 Article posted January 22, 2009 at 07:19 PM GMT • comment • Reads 2266 We spent a lot of time with some science movies. They were about how heat affects density. Then we had a couple of experiments. This is what I learned.  I learned that with most objects, the hotter it get, the less dense. The only substance that breaks that rule is water. Sure, when it gets hot it gets less dense, and as it gets colder, it gets more, but when it FREEZES, it gets LESS DENSE. Isn't that so weird? That is why ice cubes float. Hope that gets my grade! Article posted January 22, 2009 at 07:19 PM GMT • comment • Reads 2266
 Article posted January 8, 2009 at 09:23 PM GMT • comment • Reads 2301 Another assignment about science. I would have written earlier about the floating crayons lab, but I had a hunch that it'd turn out like the last assignment...  So. To business. This whole week back from winter break, we've been doing an experiment on the theme "Floating Crayons". We were allowed to pick any topic. And my groups picked changing the material. See, we watched a show that had somebody making crayons float by putting salt in the water. Our group thought, well, what about sugar? Or baking soda? Or cayene pepper? Would you need more baking soda to make it float? Well, we didn't bring enough cayene pepper. But here, I willl type up our results. Salt needed: 2 TBS Sugar needed: 4TBS Baking soda needed: 4TBS Isn't that weird? Now I am going to use some of my tenth grade math and figure out how often this would happen if they were all the same. Article posted January 8, 2009 at 09:23 PM GMT • comment • Reads 2301

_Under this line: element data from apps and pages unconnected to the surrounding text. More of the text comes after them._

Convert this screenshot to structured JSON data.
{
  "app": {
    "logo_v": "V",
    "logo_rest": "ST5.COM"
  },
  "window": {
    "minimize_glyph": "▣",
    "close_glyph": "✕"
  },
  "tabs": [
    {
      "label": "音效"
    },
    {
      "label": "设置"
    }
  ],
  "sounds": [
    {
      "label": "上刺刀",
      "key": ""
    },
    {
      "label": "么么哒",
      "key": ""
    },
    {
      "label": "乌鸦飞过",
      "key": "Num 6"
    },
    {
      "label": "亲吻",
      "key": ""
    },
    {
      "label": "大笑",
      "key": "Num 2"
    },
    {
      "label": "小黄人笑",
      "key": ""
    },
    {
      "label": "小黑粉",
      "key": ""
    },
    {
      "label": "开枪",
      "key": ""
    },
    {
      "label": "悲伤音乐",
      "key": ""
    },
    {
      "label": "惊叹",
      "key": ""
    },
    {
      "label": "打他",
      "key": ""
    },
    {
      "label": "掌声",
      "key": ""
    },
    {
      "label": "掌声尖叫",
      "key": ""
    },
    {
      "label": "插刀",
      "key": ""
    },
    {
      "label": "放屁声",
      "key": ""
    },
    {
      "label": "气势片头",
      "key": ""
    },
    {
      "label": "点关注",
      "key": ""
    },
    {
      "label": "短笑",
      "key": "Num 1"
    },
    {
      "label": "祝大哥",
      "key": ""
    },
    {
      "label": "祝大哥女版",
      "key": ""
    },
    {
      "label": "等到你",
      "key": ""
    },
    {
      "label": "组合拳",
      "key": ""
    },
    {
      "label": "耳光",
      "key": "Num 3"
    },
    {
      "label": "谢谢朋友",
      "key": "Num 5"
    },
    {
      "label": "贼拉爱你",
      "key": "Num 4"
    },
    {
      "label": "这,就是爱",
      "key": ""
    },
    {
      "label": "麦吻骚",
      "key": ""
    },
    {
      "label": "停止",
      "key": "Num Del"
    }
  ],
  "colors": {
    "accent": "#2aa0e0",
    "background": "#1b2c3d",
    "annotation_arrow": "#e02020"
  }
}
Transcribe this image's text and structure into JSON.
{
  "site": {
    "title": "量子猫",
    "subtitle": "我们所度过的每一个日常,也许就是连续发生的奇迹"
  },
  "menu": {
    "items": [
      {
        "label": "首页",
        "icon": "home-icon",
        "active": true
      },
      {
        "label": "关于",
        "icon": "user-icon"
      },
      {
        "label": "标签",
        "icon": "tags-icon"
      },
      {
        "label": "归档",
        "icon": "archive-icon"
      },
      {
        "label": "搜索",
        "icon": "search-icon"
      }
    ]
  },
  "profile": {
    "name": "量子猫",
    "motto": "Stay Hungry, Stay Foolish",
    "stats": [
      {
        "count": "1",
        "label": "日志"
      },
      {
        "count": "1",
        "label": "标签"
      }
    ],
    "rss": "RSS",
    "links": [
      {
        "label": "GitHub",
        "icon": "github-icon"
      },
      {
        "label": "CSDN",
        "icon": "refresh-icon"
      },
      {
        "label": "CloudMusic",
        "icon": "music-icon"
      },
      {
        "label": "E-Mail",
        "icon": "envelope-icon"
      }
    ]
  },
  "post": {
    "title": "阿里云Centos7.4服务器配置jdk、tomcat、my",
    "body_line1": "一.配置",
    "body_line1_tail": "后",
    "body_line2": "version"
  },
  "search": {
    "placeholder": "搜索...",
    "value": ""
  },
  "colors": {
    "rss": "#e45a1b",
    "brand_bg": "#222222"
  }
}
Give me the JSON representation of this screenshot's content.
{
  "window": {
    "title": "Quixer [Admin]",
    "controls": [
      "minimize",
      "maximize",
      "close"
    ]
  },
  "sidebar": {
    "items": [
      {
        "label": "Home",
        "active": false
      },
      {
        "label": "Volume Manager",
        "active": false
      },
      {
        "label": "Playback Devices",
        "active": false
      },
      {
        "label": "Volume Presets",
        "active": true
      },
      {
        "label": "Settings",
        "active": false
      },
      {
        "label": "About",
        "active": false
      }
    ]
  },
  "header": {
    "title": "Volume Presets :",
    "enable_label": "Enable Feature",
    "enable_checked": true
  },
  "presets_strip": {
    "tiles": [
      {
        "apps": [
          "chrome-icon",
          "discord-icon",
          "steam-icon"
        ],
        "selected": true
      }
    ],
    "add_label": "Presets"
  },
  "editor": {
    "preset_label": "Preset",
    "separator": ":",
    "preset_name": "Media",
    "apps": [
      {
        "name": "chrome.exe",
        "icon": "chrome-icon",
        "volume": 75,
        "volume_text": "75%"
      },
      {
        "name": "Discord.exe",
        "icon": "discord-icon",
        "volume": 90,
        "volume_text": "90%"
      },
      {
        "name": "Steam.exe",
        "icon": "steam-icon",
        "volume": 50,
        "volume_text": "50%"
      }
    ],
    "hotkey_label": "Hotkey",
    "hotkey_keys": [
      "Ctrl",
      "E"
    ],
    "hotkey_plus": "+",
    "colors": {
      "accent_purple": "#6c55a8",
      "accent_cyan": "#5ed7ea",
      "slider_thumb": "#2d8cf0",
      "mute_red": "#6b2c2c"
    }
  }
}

 Article posted December 9, 2008 at 07:00 PM GMT • comment • Reads 809 I guess I should explain. I wrote the previous article before Mr. G started his assignment. Then he announced that we needed to write MORE than what I had written on my blog! As in, solutions! I mean, COME ON!! What use is writing solutions to slow down the erosion process?     (Aside from keeping me from sounding like old gloom-and-doom Mr. Gore…)     Okay, might as well get it over with. I have to lightly cover weathering and erosion, too. Weathering is how rock breaks down into dust or sand. It is important to the problem because that is how new dirt is formed. Erosion is how the eroded rock gets blown away. That is important to the problem because that is how we are losing soil so fast.     Now, our solutions are divided into three groups: farming, plant, and other. Our farming solutions included: don’t till as much (instead, spray weedkiller), alternate crops in rows, and till evenly. Plant solutions were simple: Plant plants so that the soil doesn’t get blown away as easy.     And in the other category, we wrote about this plastic grid that you bury and fill in with dirt. It is called HoofGrid, and it keeps soil from sliding down slopes.     That is my info about our huge project. Article posted December 9, 2008 at 07:00 PM GMT • comment • Reads 809
 Previous Entries All Entries       All Titles

 Login
Copyright (c) 2013 by Conditions of Use    Privacy Policy Return to Blogmeister